The cynical saying that we get the governments we deserve has been long eclipsed by the reality that we get the governments big business pays for.
There was a time when Labour and National ran cake stalls, raffles, jumble sales and flea markets to raise funds for election campaigns.
Those days are gone. Cake stalls won’t do it any more. Campaigns can’t be run with leaflet drops in letterboxes and soapbox meetings on street corner as they were in the past.
Impact with the mass media is essential and these require large donations from businesses. It would take hundreds of cake stalls to fund a 30-second TV commercial. Just not do-able. With this reliance on big business donations comes the inevitable handing over of a pound of flesh (or a pound of policy) to reflect the interests of the donor.
It’s true these donations are collected by party officials so as to distance policy development from the influence of the donors but this is really just a facade. MPs are acutely aware that even though the business strings aren’t visible, the understanding of what is expected from the party in return is very clear.
Business has two big parties to choose from these days and the difficulty in telling them apart is perhaps best reflected in the decision of Telecom at the last election to donate $50,000 each to National and Labour.
Because big donors are now so dominant, both main parties have very little difference between them in terms of policy.
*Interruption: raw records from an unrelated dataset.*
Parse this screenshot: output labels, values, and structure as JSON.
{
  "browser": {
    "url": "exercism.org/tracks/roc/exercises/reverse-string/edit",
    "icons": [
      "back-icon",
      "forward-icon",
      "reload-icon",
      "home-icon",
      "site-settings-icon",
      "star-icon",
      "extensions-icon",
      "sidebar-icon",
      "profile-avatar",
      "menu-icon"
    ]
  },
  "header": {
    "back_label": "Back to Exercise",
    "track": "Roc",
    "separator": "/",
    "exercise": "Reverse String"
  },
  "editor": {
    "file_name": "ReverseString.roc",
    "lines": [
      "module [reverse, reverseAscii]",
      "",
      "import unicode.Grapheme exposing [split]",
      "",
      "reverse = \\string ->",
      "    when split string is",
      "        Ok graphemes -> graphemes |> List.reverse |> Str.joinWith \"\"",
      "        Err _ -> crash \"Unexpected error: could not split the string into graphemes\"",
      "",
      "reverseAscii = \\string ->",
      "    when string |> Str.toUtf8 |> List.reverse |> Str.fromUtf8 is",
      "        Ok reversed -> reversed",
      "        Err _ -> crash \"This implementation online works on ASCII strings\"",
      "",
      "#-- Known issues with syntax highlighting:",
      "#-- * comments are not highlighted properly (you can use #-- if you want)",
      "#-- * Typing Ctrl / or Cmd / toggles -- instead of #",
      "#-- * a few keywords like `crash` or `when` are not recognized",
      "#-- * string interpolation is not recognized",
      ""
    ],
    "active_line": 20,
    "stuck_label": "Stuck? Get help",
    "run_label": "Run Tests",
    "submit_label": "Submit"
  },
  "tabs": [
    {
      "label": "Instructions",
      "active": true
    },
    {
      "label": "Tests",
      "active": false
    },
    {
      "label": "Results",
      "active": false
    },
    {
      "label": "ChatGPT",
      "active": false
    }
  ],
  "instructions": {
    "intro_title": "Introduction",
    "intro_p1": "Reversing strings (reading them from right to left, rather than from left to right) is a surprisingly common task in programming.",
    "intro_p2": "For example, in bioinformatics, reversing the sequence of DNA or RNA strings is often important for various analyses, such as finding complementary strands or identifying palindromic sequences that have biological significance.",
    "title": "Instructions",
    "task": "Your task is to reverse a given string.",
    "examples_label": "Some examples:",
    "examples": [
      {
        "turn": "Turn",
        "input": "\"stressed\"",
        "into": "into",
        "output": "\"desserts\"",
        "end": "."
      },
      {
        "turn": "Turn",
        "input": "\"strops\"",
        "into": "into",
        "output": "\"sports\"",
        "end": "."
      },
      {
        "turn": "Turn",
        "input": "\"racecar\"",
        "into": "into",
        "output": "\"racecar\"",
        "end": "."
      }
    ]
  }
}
Both are business friendly parties at the expense of those who would have run the cake stalls of the past.
The areas of parliamentary debate have now largely shifted from policy to issues of credibility and honesty of individual MPs. Public perception has replaced policy difference at the centre of electoral battle.
Stung by the impact of the Exclusive Brethren’s secret funding of an anti-Labour campaign during the last election (remember, the Exclusive Brethren are the people who don’t believe in voting but do believe in getting the government they want and are prepared to pay for it) Labour set out to clean up the influence of big business on our democracy.
And so we have their Electoral Reform Bill now open for submissions till September 7.
The steps are there to control lobby groups but the key element is missing. Labour no longer wants to ban secret election donations or stop secret trusts from hiding big donations to political parties.
The Government intends to stop lobby groups from doing this but not political parties themselves.
The National Party have launched their attack on the bill around the restrictions placed on lobby groups but they, too, do not want secret election donations to political parties from individuals or trusts controlled in any way. And so we are being set up for a phony war whereby the main political parties argue about controls on lobby groups but both will support exempting themselves from the same scrutiny as to where their money comes from.
Those who pay the piper call the tune but Labour and National don’t want us to know who is paying. Opening up our democracy to accountability over funding was supposed to be the central plank of this legislation. Should it not be the strength of vision and policy which decides an election rather than the size of the chequebooks a party can attract? This was Labour’s line as it began preparing the legislation.
However, it’s clear that Labour has had feedback from its big-business donors that they don’t want to be publicly accountable for their political party funding.
National has the same problem with its backers. They have used secret trusts for years by which bid donors can make huge payments to National’s election coffers with no-one the wiser as to who has provided the money.
Business groups oppose openness and transparency. They thrive when they can use cash to tip the balance of the electoral field in their favour. Whatever it is, it isn’t democracy. It is consent to govern purchased by business.
Distasteful as it seems at first, I for one would have supported state funding for political parties.
Alongside sensible controls on lobby groups this would mean elections were more about a contest of ideas and vision than a measure of private financial backing.
The bill has plenty of other deficiencies. For example, no restrictions on foreign or corporate donations are proposed. Canada very sensibly says that only those able to vote in an election should be able to make political donations. Why not the same principle applied here?
After all the bickering to come over this bill, elections in New Zealand will still be open to purchase.